WASHINGTON, D.C. — A new report shows that the National Park System’s coastal parks, which make up less than a quarter of federally preserved spaces, are among the most economically and environmentally important conservation projects in the country.
Despite totaling just 22 percent of national parks, the report found that coastal parks drive more than 29 percent of total visits to the national park system, and those visits in turn generate more than 29 percent of the total recreational spending within the communities surrounding the nation’s national parks. Of the $646 billion the nation spent on outdoor recreation in 2012, nearly $512 billion of it took place in coastal and Great Lakes states.
The report also highlights how coastal national parks, wildlife refuges, and marine sanctuaries often serve as the most readily available opportunities for outdoor recreation for the more than 40 percent of Americans that live in coastal cities and counties.
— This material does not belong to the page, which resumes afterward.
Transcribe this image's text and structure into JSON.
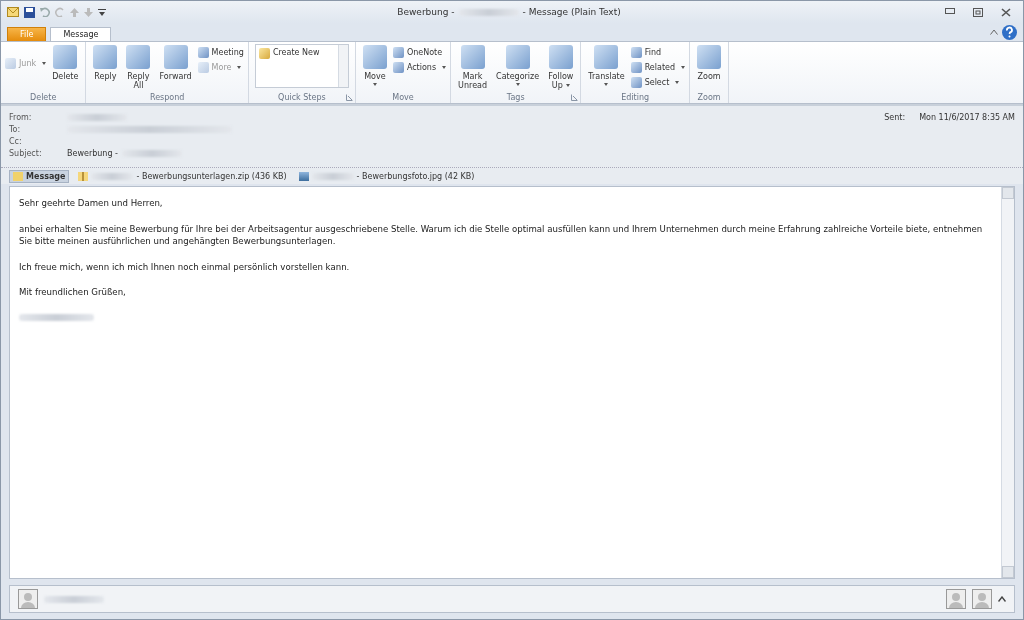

“Coastal parks are punching well above their weight when it comes to economic output,” said Shiva Polefka, policy analyst for the center’s Ocean Policy program. “And these special places are also playing a critical role in the core mission of America’s federal conservation programs, which is to make our country’s extraordinary natural and cultural treasures accessible to all Americans.”
To Learn More
- Read the report: “The Dividends of Coastal Conservation in the United States”